Thursday, November 29, 2007
Friday, November 16, 2007
Rethinking the Shadow of Death
It is impossible that anything so natural, so necessary, and so universal as death, should ever have been designed by Providence as an evil to mankind.

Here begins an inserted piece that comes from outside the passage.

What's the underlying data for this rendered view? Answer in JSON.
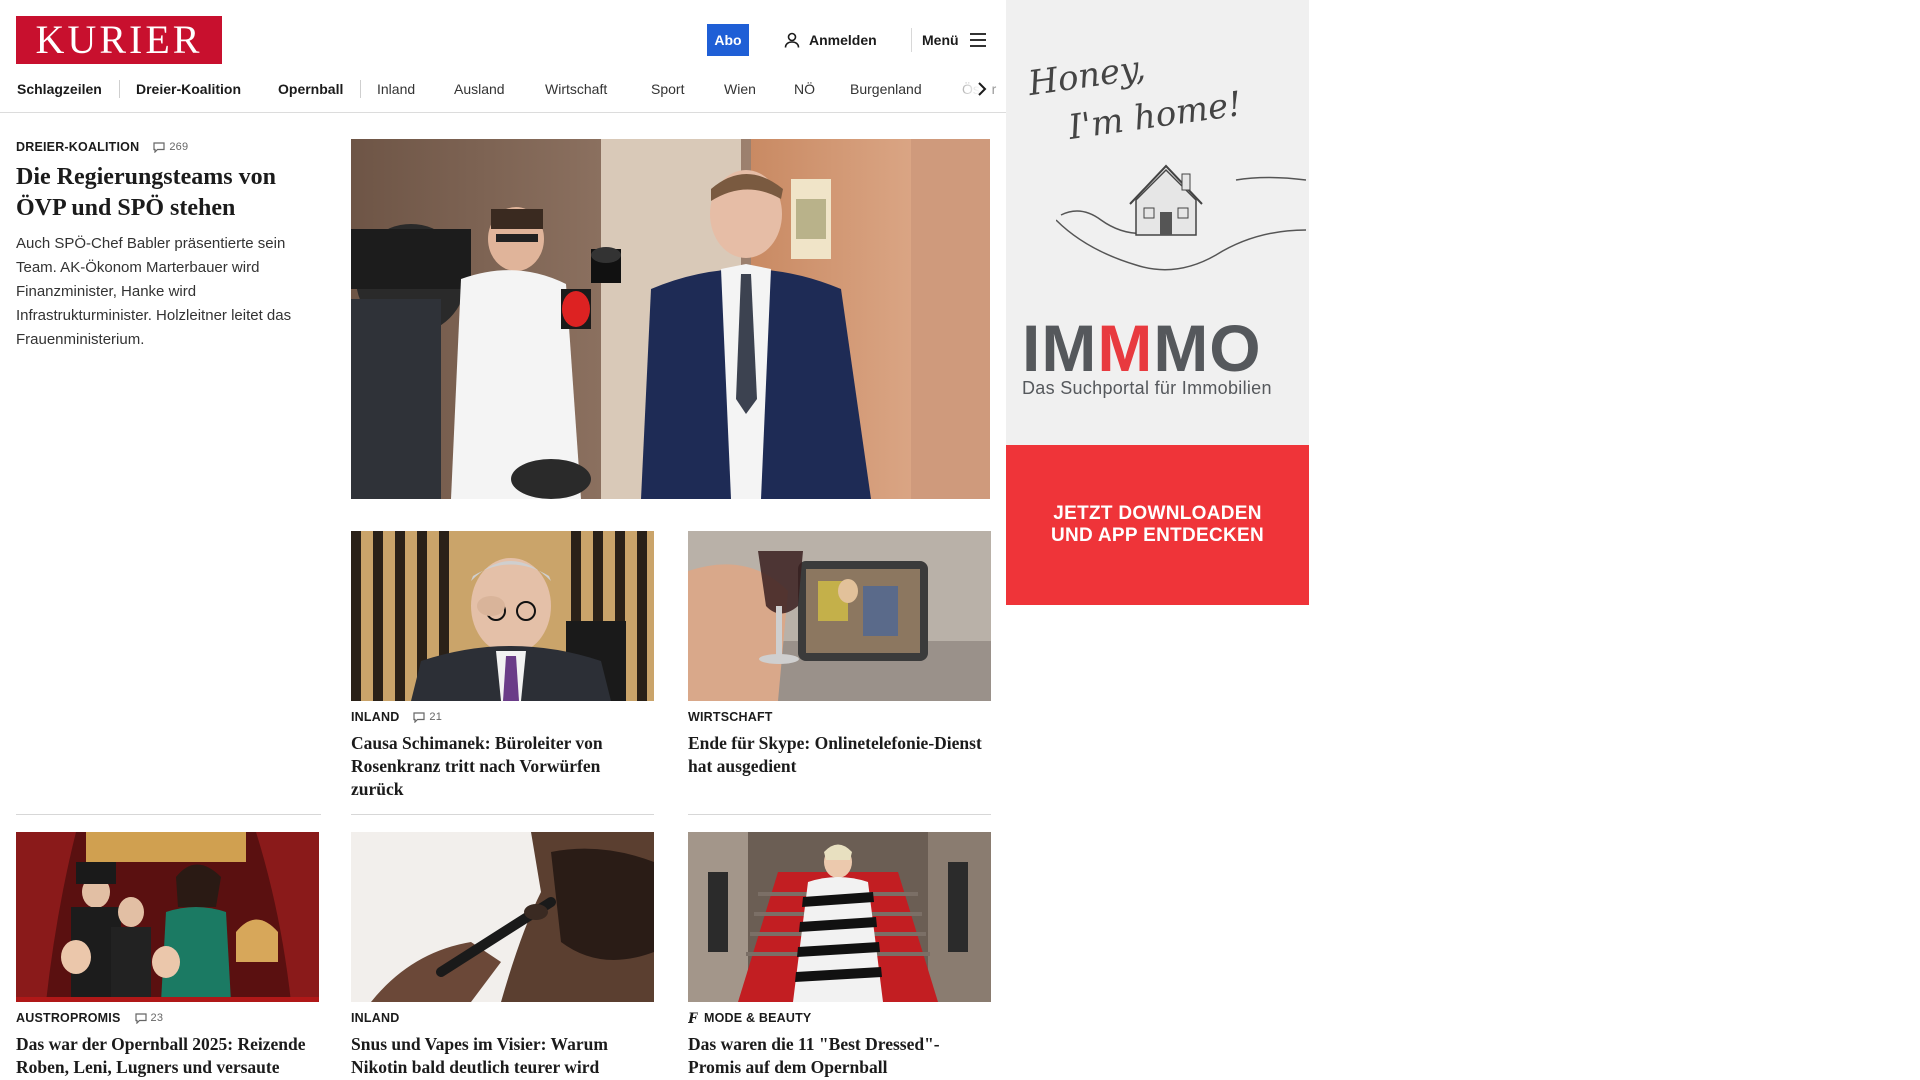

Death. Let’s face it—the word itself can bring us down. For adolescents, the concept of death and dying is one that can cause feelings of dread and foreboding. Yet every student will eventually have to face the cold, hard fact of human mortality, whether through a friend, a family member, or an acquaintance. When someone near to us dies, it shakes our world and forces us to take a personal inventory of our own lives. The minions of the enemy—fear, isolation, defeat, despair, and depression—smell blood in the water and begin to encircle the student who has been dealt one of life’s most severe blows. In the next few posts, we will examine the concept of death and dying, and how to guide and fight for students through the grieving process, by sifting through the words of Homer as he describes Odysseus’s journey through Hades.